Since the war began in Iraq more than 3700 of our soldiers have been killed, over 27,000 thousand have been wounded - many very seriously-and hundreds of billions of dollars have been spent. In just the past two weeks I attended two wakes in my district for soldiers killed in Iraq. Our troops have done everything that we have asked them to do, and more. But this war has been a debacle. I strongly believe President Bush and his Administration have failed not only the American people, but especially the men and women we rely on to defend our nation. While we should not forget the past mistakes and how we got to this point, we must look forward. Today most Americans believe that we need a new policy for Iraq. But as many have said, right now there are no good choices. Still, leaders of this nation have a responsibility to choose and to act on the best path forward, not simply talk and posture.
Unfortunately, partisan politics has paralyzed American policy in Iraq. We must rise above the partisanship, bring Americans together, and find and implement a new plan. That is why we put this roundtable together, so that we could hear from experts and have a non-partisan discussion. We all want to bring our troops home. The speed at which we do this is probably the biggest point of contention. It is clear that in determining our policy, we need to consider the political and military situations in Iraq and the region, and America's military readiness, especially the state of our armed forces.
As we begin this roundtable I want to make clear where I am coming from. Earlier this year I voted for the resolution opposing the troop surge because, as I said then, the surge needed was a diplomatic surge. I introduced my own resolution that - among other things - called for convening a peace conference for Iraqis similar to the one that led to the Dayton Accords -- which Ambassador Gelbard did so much to make a reality, along with an international conference aimed at securing more multinational cooperation for stabilizing Iraq. I voted for the first Iraq supplemental, which was vetoed, because I believed we needed to put more pressure on President Bush to change his Iraq policy and more pressure on the Iraqi government to achieve internal reconciliation and take responsibility for their country.
But, what I also recognized back then was that without a bipartisan agreement on a new direction in Iraq we would end up maintaining the status quo policy. Unfortunately, this has been proven true over the past 6 months.
Consequently, in May I began working with Democrat Mark Udall, and Republicans Mike McCaul and Frank Wolf to develop bipartisan legislation to break the gridlock and change America's Iraq policy.
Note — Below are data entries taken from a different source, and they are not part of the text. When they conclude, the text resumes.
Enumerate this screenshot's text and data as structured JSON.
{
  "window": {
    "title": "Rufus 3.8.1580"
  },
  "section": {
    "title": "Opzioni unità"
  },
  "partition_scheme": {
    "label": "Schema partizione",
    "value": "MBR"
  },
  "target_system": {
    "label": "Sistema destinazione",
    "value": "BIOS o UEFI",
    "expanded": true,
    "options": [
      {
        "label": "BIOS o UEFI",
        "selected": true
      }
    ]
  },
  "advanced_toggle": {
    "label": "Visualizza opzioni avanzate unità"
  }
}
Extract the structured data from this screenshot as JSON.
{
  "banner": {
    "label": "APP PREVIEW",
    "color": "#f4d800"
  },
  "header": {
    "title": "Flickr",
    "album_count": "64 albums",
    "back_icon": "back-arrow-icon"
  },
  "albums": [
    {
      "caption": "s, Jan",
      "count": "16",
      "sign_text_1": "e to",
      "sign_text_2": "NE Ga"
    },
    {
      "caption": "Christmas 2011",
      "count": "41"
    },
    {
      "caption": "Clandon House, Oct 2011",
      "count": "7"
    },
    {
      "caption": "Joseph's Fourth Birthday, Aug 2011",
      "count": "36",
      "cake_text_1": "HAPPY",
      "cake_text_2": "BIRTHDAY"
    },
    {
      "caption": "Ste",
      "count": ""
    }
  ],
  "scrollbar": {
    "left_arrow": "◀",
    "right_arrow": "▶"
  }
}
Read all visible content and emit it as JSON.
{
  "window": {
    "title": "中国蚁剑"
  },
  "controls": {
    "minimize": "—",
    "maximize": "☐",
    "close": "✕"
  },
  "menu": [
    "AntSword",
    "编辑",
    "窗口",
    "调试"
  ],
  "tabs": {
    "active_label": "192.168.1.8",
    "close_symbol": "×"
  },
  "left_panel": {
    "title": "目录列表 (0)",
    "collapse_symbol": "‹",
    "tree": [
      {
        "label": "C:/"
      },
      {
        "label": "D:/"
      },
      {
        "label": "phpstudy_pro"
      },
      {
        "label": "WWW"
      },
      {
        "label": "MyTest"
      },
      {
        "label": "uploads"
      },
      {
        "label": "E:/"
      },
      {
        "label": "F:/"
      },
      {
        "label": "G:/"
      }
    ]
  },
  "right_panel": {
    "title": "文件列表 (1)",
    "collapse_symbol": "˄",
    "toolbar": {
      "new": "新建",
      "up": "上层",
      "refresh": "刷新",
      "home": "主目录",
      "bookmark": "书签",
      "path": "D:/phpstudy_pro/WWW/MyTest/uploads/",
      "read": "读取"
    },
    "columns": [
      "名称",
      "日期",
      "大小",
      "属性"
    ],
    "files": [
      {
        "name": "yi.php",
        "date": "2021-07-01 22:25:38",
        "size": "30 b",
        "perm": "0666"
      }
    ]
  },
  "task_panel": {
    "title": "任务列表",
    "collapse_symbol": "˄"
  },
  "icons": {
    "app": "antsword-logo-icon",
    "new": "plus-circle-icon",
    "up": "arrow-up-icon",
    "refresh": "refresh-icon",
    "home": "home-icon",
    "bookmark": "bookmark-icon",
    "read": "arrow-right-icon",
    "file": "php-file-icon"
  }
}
In early June, we introduced a bill to implement the bipartisan recommendations of the Iraq Study Group, also known as the Baker-Hamilton Commission. As you know, key recommendations were (1) a diplomatic surge, (2) deadlines for Iraqis to implement reconciliation measures with consequences for failure, (3) transitioning American troops off of the front lines of the war and into training of Iraqis and special operations against international terrorists, and (4) setting a goal for troop redeployment. We quickly gathered 60 cosponsors for this bill including 35 Republicans. The same bill was introduced in a bipartisan fashion in the Senate. This was the first and so far the only piece of legislation changing America's Iraq policy that has received strong bipartisan support. I am, however, open to other ideas, and last night read with great interest a summary of recommendations in the USIPeace Briefing. I look forward to hearing from Paul Hughes, a member of the group which put this briefing together.
In recent days, we have seen increased efforts to find a bipartisan solution. I am very pleased that Speaker Pelosi and Majority Leader Reid said last week that they are looking to move bipartisan legislation. I am hopeful that these efforts continue as we reach a critical point in the debate this month. We cannot afford to allow the status quo to continue.
Last week Congress and the American people heard various reports on the situation in Iraq, and this week we'll hear from General Petraeus and Ambassador Crocker. I look forward to hearing today from our panelists and everyone here, and engaging in a real discussion about the best way forward in Iraq.